Action item: The pictures must be left out, while the rest of the data is copied exactly.
------ Study material
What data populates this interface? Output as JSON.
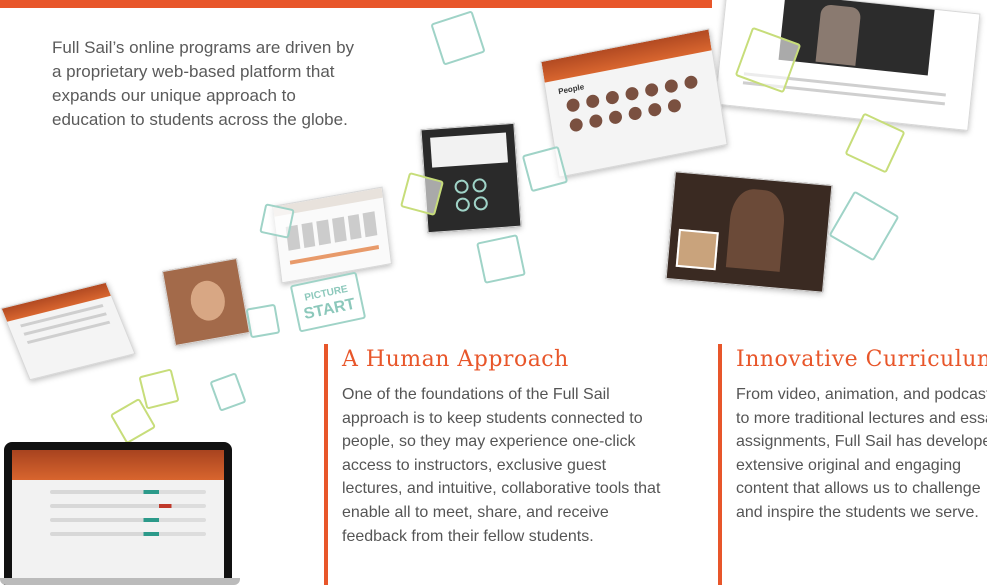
{
  "intro": {
    "text": "Full Sail’s online programs are driven by a proprietary web-based platform that expands our unique approach to education to students across the globe."
  },
  "sections": {
    "human": {
      "title": "A Human Approach",
      "body": "One of the foundations of the Full Sail approach is to keep students connected to people, so they may experience one-click access to instructors, exclusive guest lectures, and intuitive, collaborative tools that enable all to meet, share, and receive feedback from their fellow students."
    },
    "curriculum": {
      "title": "Innovative Curriculum",
      "body": "From video, animation, and podcasts, to more traditional lectures and essay assignments, Full Sail has developed extensive original and engaging content that allows us to challenge and inspire the students we serve."
    }
  },
  "decor": {
    "picture_start_badge": [
      "PICTURE",
      "START"
    ],
    "people_panel_title": "People",
    "accent_color": "#e8562a",
    "icon_colors": [
      "#9fd3c7",
      "#c7dd7a"
    ]
  }
}
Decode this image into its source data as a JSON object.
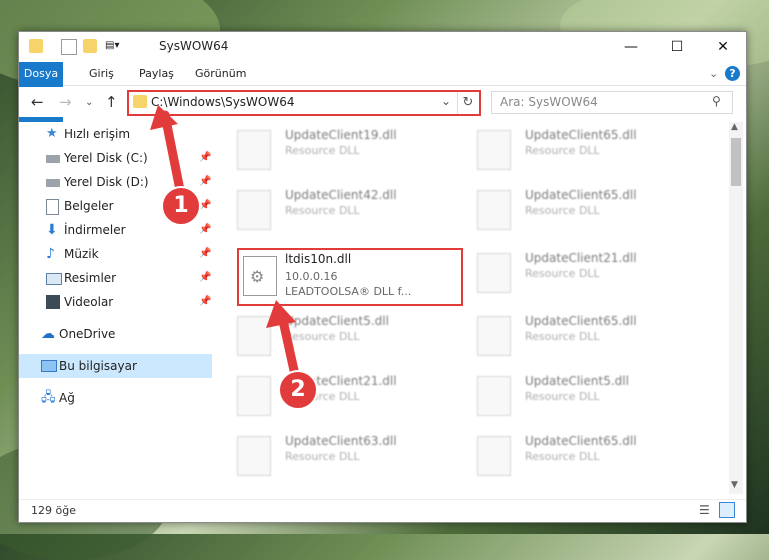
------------
Task solution:
What data populates this interface? Output as JSON.
{
  "intro": {
    "text": "Full Sail’s online programs are driven by a proprietary web-based platform that expands our unique approach to education to students across the globe."
  },
  "sections": {
    "human": {
      "title": "A Human Approach",
      "body": "One of the foundations of the Full Sail approach is to keep students connected to people, so they may experience one-click access to instructors, exclusive guest lectures, and intuitive, collaborative tools that enable all to meet, share, and receive feedback from their fellow students."
    },
    "curriculum": {
      "title": "Innovative Curriculum",
      "body": "From video, animation, and podcasts, to more traditional lectures and essay assignments, Full Sail has developed extensive original and engaging content that allows us to challenge and inspire the students we serve."
    }
  },
  "decor": {
    "picture_start_badge": [
      "PICTURE",
      "START"
    ],
    "people_panel_title": "People",
    "accent_color": "#e8562a",
    "icon_colors": [
      "#9fd3c7",
      "#c7dd7a"
    ]
  }
}
Decode this image into its source data as a JSON object.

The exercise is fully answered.